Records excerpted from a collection
**********
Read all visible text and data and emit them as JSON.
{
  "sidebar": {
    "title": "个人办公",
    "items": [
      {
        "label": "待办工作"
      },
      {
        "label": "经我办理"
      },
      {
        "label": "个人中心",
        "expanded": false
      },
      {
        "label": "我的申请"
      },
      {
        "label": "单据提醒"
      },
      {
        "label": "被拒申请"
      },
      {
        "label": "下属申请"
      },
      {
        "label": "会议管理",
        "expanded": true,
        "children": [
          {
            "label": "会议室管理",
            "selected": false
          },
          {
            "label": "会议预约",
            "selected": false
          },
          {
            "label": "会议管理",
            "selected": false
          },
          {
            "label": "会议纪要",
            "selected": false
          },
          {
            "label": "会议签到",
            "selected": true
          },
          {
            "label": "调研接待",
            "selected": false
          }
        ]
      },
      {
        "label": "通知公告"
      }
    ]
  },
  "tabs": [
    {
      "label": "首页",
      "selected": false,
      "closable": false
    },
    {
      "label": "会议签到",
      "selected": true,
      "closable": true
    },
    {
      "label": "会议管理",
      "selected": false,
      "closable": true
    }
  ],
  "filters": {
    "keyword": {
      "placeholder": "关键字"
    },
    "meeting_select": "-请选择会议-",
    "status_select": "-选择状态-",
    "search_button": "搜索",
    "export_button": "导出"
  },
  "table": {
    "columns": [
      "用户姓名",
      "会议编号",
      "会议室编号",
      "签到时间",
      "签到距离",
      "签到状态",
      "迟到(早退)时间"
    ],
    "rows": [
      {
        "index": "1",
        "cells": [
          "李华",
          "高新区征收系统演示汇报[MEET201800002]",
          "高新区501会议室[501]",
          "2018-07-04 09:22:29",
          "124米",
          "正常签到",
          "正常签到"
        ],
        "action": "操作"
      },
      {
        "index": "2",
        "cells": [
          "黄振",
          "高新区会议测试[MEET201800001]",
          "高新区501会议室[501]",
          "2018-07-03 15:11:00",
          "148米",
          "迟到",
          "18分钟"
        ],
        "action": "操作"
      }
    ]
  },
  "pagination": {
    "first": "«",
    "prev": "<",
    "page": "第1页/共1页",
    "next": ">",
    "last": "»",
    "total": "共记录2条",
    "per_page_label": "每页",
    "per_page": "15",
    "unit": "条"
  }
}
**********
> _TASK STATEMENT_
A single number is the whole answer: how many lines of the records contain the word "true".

> _WRITTEN ANSWER_
5